Leo         -8583032252751962986  3
Virgo       -8041781948673145583  6
Libra       -2142727802591540075  4
Scorpio     -5744609807935173055  5
Sagittarius -0816785684867175026  1
Capricorn   -6957124044486481194  6
Aquarius    -3903387275638502447  5
Pisces       7634852637572685346  3

Result:  The result is fairly even for a random partitioner; two nodes have three values, two nodes have two values, and two nodes have one value. 



Verify Hashing in Cassandra


We can now verify the Murmur3 hash values calculated above match exactly with what is seen in Cassandra.


CREATE TABLE test.zodiac (
    sign text,
    body text,
    PRIMARY KEY (sign)

);

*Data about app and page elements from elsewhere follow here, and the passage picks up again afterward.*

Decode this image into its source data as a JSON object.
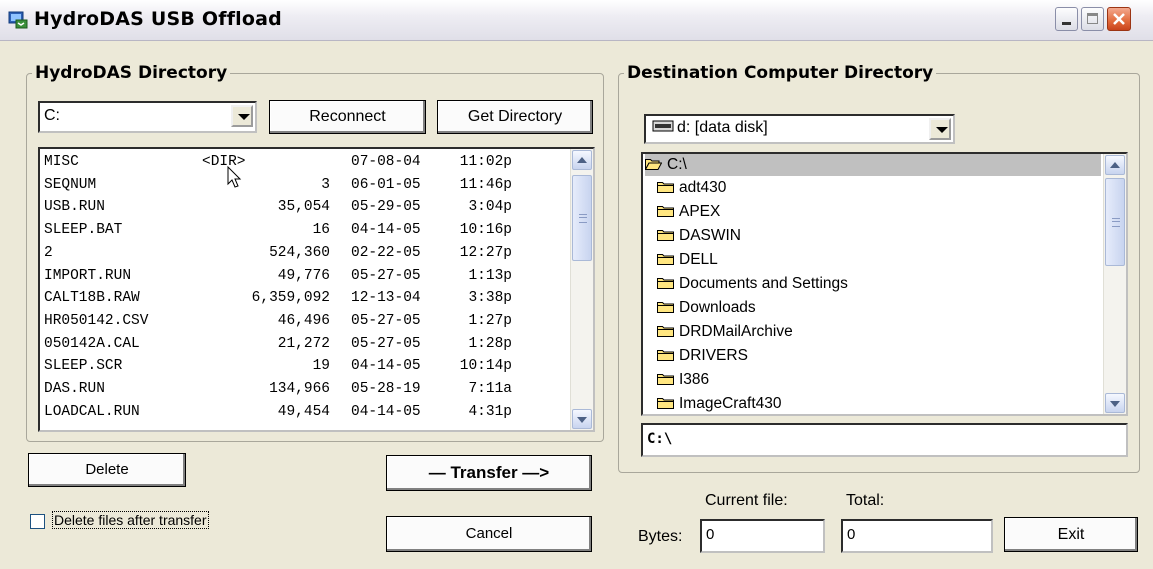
{
  "window": {
    "title": "HydroDAS USB Offload"
  },
  "source": {
    "legend": "HydroDAS Directory",
    "drive_value": "C:",
    "reconnect_label": "Reconnect",
    "get_directory_label": "Get Directory",
    "files": [
      {
        "name": "MISC",
        "size": "<DIR>",
        "date": "07-08-04",
        "time": "11:02p"
      },
      {
        "name": "SEQNUM",
        "size": "3",
        "date": "06-01-05",
        "time": "11:46p"
      },
      {
        "name": "USB.RUN",
        "size": "35,054",
        "date": "05-29-05",
        "time": "3:04p"
      },
      {
        "name": "SLEEP.BAT",
        "size": "16",
        "date": "04-14-05",
        "time": "10:16p"
      },
      {
        "name": "2",
        "size": "524,360",
        "date": "02-22-05",
        "time": "12:27p"
      },
      {
        "name": "IMPORT.RUN",
        "size": "49,776",
        "date": "05-27-05",
        "time": "1:13p"
      },
      {
        "name": "CALT18B.RAW",
        "size": "6,359,092",
        "date": "12-13-04",
        "time": "3:38p"
      },
      {
        "name": "HR050142.CSV",
        "size": "46,496",
        "date": "05-27-05",
        "time": "1:27p"
      },
      {
        "name": "050142A.CAL",
        "size": "21,272",
        "date": "05-27-05",
        "time": "1:28p"
      },
      {
        "name": "SLEEP.SCR",
        "size": "19",
        "date": "04-14-05",
        "time": "10:14p"
      },
      {
        "name": "DAS.RUN",
        "size": "134,966",
        "date": "05-28-19",
        "time": "7:11a"
      },
      {
        "name": "LOADCAL.RUN",
        "size": "49,454",
        "date": "04-14-05",
        "time": "4:31p"
      }
    ],
    "delete_label": "Delete",
    "delete_after_transfer_label": "Delete files after transfer",
    "delete_after_transfer_checked": false
  },
  "transfer_label": "— Transfer —>",
  "cancel_label": "Cancel",
  "destination": {
    "legend": "Destination Computer Directory",
    "drive_value": "d: [data disk]",
    "root": "C:\\",
    "folders": [
      "adt430",
      "APEX",
      "DASWIN",
      "DELL",
      "Documents and Settings",
      "Downloads",
      "DRDMailArchive",
      "DRIVERS",
      "I386",
      "ImageCraft430"
    ],
    "path": "C:\\"
  },
  "progress": {
    "current_file_label": "Current file:",
    "total_label": "Total:",
    "bytes_label": "Bytes:",
    "current_value": "0",
    "total_value": "0"
  },
  "exit_label": "Exit"
}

cqlsh> insert into zodiac (sign, body) values ('Aries', 'Mars');
cqlsh> insert into zodiac (sign, body) values ('Taurus', 'Earth');
cqlsh> insert into zodiac (sign, body) values ('Gemini', 'Mercury');
cqlsh> insert into zodiac (sign, body) values ('Cancer', 'Moon');
cqlsh> insert into zodiac (sign, body) values ('Leo', 'Sun');
cqlsh> insert into zodiac (sign, body) values ('Virgo', 'Mercury');
cqlsh> insert into zodiac (sign, body) values ('Libra', 'Venus');
cqlsh> insert into zodiac (sign, body) values ('Scorpio', 'Pluto');
cqlsh> insert into zodiac (sign, body) values ('Sagittarius', 'Jupiter');
cqlsh> insert into zodiac (sign, body) values ('Capricorn', 'Saturn');
cqlsh> insert into zodiac (sign, body) values ('Aquarius', 'Uranus');
cqlsh> insert into zodiac (sign, body) values ('Pisces', 'Neptune');


cqlsh> select sign, token(sign) from zodiac;

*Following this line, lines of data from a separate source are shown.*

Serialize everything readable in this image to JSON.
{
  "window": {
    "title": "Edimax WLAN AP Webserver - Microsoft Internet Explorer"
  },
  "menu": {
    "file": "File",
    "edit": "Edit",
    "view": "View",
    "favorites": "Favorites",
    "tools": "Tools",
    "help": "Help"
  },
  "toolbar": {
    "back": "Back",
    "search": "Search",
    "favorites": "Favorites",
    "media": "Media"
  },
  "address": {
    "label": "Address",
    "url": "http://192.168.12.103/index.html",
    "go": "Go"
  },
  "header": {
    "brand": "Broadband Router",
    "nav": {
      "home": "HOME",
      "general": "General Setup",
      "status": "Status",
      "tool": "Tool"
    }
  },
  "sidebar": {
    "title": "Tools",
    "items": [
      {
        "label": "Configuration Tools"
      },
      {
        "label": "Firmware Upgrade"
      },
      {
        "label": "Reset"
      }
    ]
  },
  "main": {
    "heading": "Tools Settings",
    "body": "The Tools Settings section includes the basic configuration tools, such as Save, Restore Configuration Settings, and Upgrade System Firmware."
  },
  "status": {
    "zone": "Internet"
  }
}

 sign        | system.token(sign)
-------------+----------------------
         Leo | -8583032252751962986
       Virgo | -8041781948673145583
      Cancer | -8016596991533194765
   Capricorn | -6957124044486481194
     Scorpio | -5744609807935173055
    Aquarius | -3903387275638502447
       Libra | -2142727802591540075
 Sagittarius-816785684867175026
      Gemini1721847210301305769
      Taurus4155751160254564535
       Aries6446536566984288488 
      Pisces7634852637572685346


(12 rows)